Because of my area of focus, I’m going to focus this article primarily on some ideas for maximizing the success of your social media and content marketing efforts through well crafted and enforced job descriptions, but as I’m sure you’ll agree (perhaps when reflecting on the current state of your organization’s job descriptions), that there is tremendous additional untapped potential here as well.
Before getting into a few thought-starters that you may want to consider when writing, or perhaps re-crafting, job descriptions for your organization, I’ll note that I’m not suggesting you forget to take care of the fundamentals when crafting these documents. Everyone should have a clearly articulated document to guide their work to know exactly what is expected of them as it pertains to every aspect of their job. They need to be set up for success, which may mean that asking more of people in one area, means asking less of them in others… I digress.
Now, some ideas that you may want to consider before making your next hire:
Content distribution and promotion
In a world where there are nearly a half billion Facebook status updates posted daily, it’s needless to say there is incredible noise on social media. Having a solid content promotion plan has never been so important to maximize your ROI by ensuring that a targeted audience is absorbing the content you create.
Chances are reasonably strong that the very people you work with or employ are representative of your target audience, as are their social graphs, so consider tapping them as part of your content promotion plan. In a job description, you don’t need to make content sharing mandatory, but perhaps it can be a consideration.
Driving social media engagement
Consider including a point about social media engagement when crafting new job descriptions. Your employees are experts in their field, and are hopefully passionate and enthusiastic about what they are doing with their professional lives. This can make them hugely qualified to share informed ideas, opinions, answer questions, ask questions, and generally improve the quality and dynamism of your audience’s interactions within your communities.
Granting time for employees to read, watch, listen, and otherwise interact and engage with your organization’s content can be an effective method to ensure everyone is working toward the same strategic goals, keep everyone informed about the latest industry happenings, share interesting new ideas, and much, much more.
Again, consider indicating in job descriptions that a certain amount of time is earmarked each day, week, or month to allow them to stay in tune with the amazing content you and your team are pouring their heart and soul into. Additionally, it can be equally as important that they are taking time to absorb content being created by others that is relevant to their continuing professional development.
Crowdsourcing relevant content ideas and content curation
Your coworkers are likely chock-full of awesome content ideas for your social media and content marketing efforts. Consider including participation in a content curation and idea generation program into job descriptions to set expectations from the get-go. Setting expectations tends to be a much simpler task than changing behaviour.
There are, of course, a number of additional social media considerations you may want to take into account when crafting job descriptions.
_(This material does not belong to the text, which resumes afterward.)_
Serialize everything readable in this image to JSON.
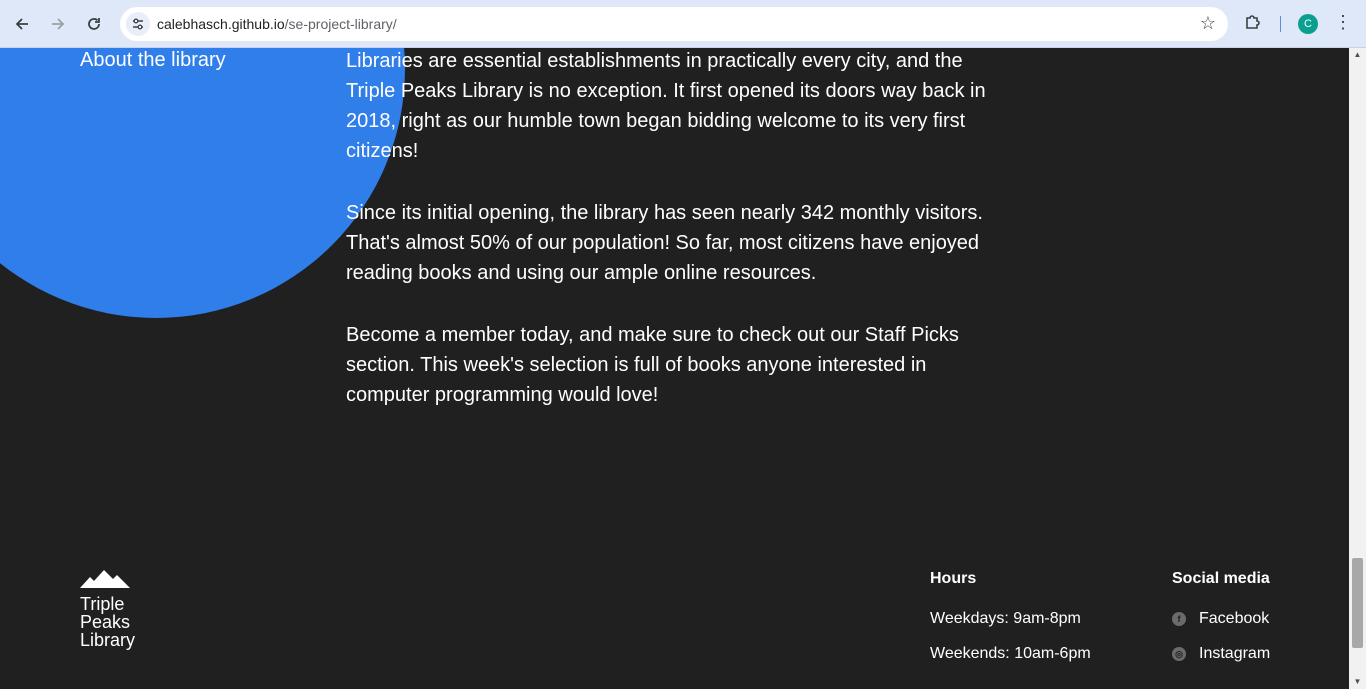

There is tremendous opportunity here to maximize the effectiveness of your social media and content marketing efforts, inform and engage your own employees, encourage a more open dialogue between your organization and targeted audience, distribute content, and so much more.
Take some time to review your social marketing and business goals, and think about all of the ways that your employees’ involvement on social media can help you to achieve greater success.
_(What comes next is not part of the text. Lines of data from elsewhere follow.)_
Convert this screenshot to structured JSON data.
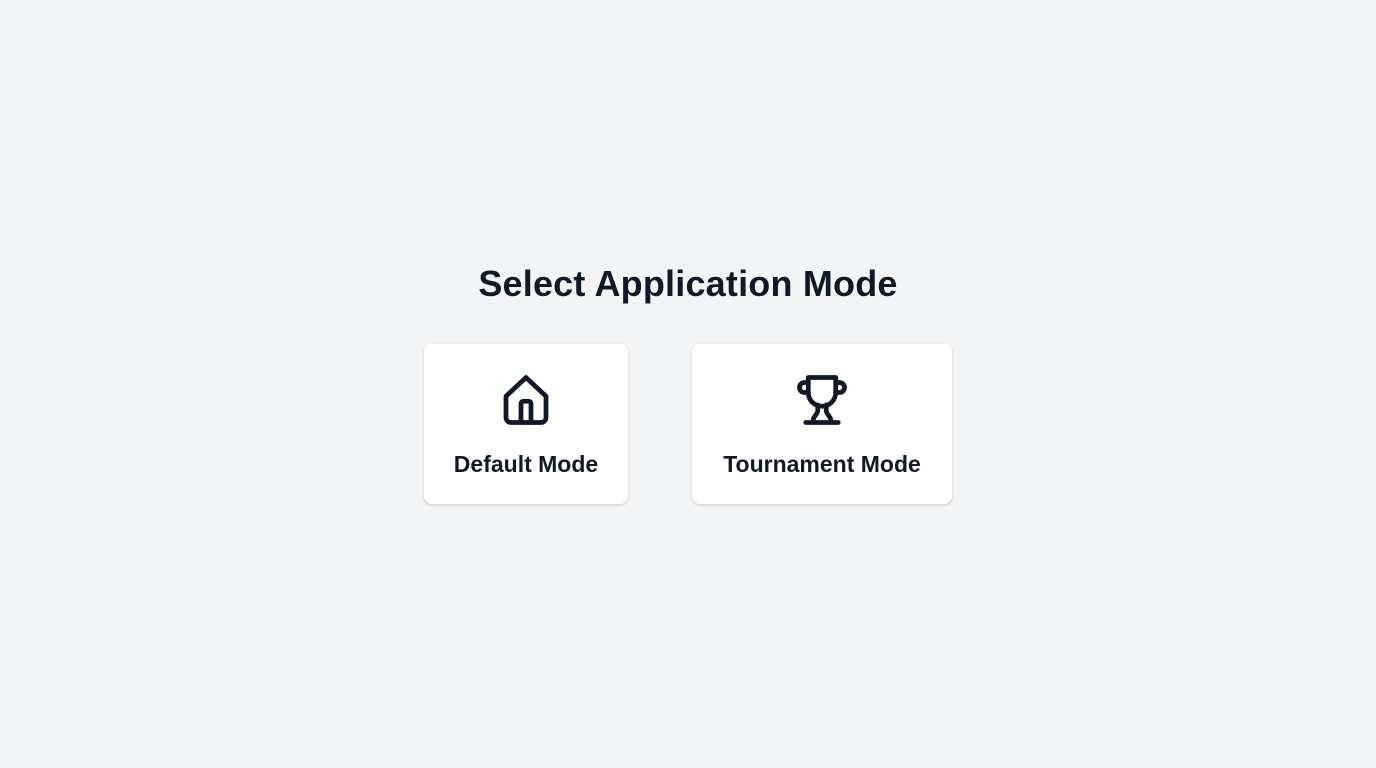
{
  "page": {
    "title": "Select Application Mode"
  },
  "modes": [
    {
      "label": "Default Mode",
      "icon": "home-icon"
    },
    {
      "label": "Tournament Mode",
      "icon": "trophy-icon"
    }
  ],
  "colors": {
    "background": "#f3f4f6",
    "card": "#ffffff",
    "text": "#111827"
  }
}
Have you included social media responsibilities in your organization’s job descriptions?
How might deeper organizational involvement on social media help you achieve your goals?
When is the last time you revisited, or influenced the rethinking, of job descriptions in your business?
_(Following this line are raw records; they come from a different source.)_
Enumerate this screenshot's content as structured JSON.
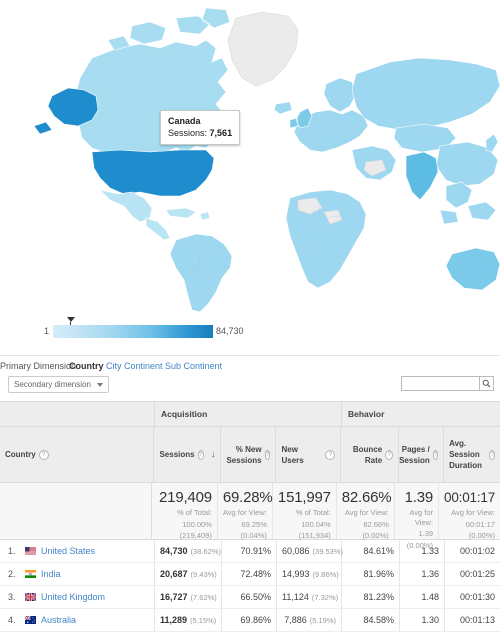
{
  "map": {
    "tooltip": {
      "country": "Canada",
      "metric_label": "Sessions:",
      "metric_value": "7,561"
    },
    "legend": {
      "min": "1",
      "max": "84,730"
    }
  },
  "primary_dimension": {
    "label": "Primary Dimension:",
    "current": "Country",
    "links": [
      "City",
      "Continent",
      "Sub Continent"
    ]
  },
  "controls": {
    "secondary_dimension": "Secondary dimension",
    "search_value": "",
    "search_placeholder": ""
  },
  "table": {
    "groups": {
      "blank": "",
      "acquisition": "Acquisition",
      "behavior": "Behavior"
    },
    "headers": {
      "country": "Country",
      "sessions": "Sessions",
      "new_sessions": "% New Sessions",
      "new_users": "New Users",
      "bounce_rate": "Bounce Rate",
      "pages_session": "Pages / Session",
      "avg_duration": "Avg. Session Duration"
    },
    "sort_indicator": "↓",
    "totals": {
      "sessions": {
        "value": "219,409",
        "l1": "% of Total:",
        "l2": "100.00%",
        "l3": "(219,409)"
      },
      "new_sessions": {
        "value": "69.28%",
        "l1": "Avg for View:",
        "l2": "69.25%",
        "l3": "(0.04%)"
      },
      "new_users": {
        "value": "151,997",
        "l1": "% of Total:",
        "l2": "100.04%",
        "l3": "(151,934)"
      },
      "bounce_rate": {
        "value": "82.66%",
        "l1": "Avg for View:",
        "l2": "82.66%",
        "l3": "(0.00%)"
      },
      "pages_session": {
        "value": "1.39",
        "l1": "Avg for View:",
        "l2": "1.39",
        "l3": "(0.00%)"
      },
      "avg_duration": {
        "value": "00:01:17",
        "l1": "Avg for View:",
        "l2": "00:01:17",
        "l3": "(0.00%)"
      }
    },
    "rows": [
      {
        "rank": "1.",
        "country": "United States",
        "flag": "flag-us",
        "sessions": "84,730",
        "sessions_pct": "(38.62%)",
        "new_sessions": "70.91%",
        "new_users": "60,086",
        "new_users_pct": "(39.53%)",
        "bounce_rate": "84.61%",
        "pages_session": "1.33",
        "avg_duration": "00:01:02"
      },
      {
        "rank": "2.",
        "country": "India",
        "flag": "flag-in",
        "sessions": "20,687",
        "sessions_pct": "(9.43%)",
        "new_sessions": "72.48%",
        "new_users": "14,993",
        "new_users_pct": "(9.86%)",
        "bounce_rate": "81.96%",
        "pages_session": "1.36",
        "avg_duration": "00:01:25"
      },
      {
        "rank": "3.",
        "country": "United Kingdom",
        "flag": "flag-gb",
        "sessions": "16,727",
        "sessions_pct": "(7.62%)",
        "new_sessions": "66.50%",
        "new_users": "11,124",
        "new_users_pct": "(7.32%)",
        "bounce_rate": "81.23%",
        "pages_session": "1.48",
        "avg_duration": "00:01:30"
      },
      {
        "rank": "4.",
        "country": "Australia",
        "flag": "flag-au",
        "sessions": "11,289",
        "sessions_pct": "(5.15%)",
        "new_sessions": "69.86%",
        "new_users": "7,886",
        "new_users_pct": "(5.19%)",
        "bounce_rate": "84.58%",
        "pages_session": "1.30",
        "avg_duration": "00:01:13"
      }
    ]
  },
  "colors": {
    "link": "#4285c8",
    "map_low": "#d5ecf8",
    "map_mid": "#8dd0ec",
    "map_high": "#1a7dbd",
    "map_nodata": "#ebebeb"
  }
}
It would be great to chat with you about this with you further in the comments, or on Twitter @RGBSocial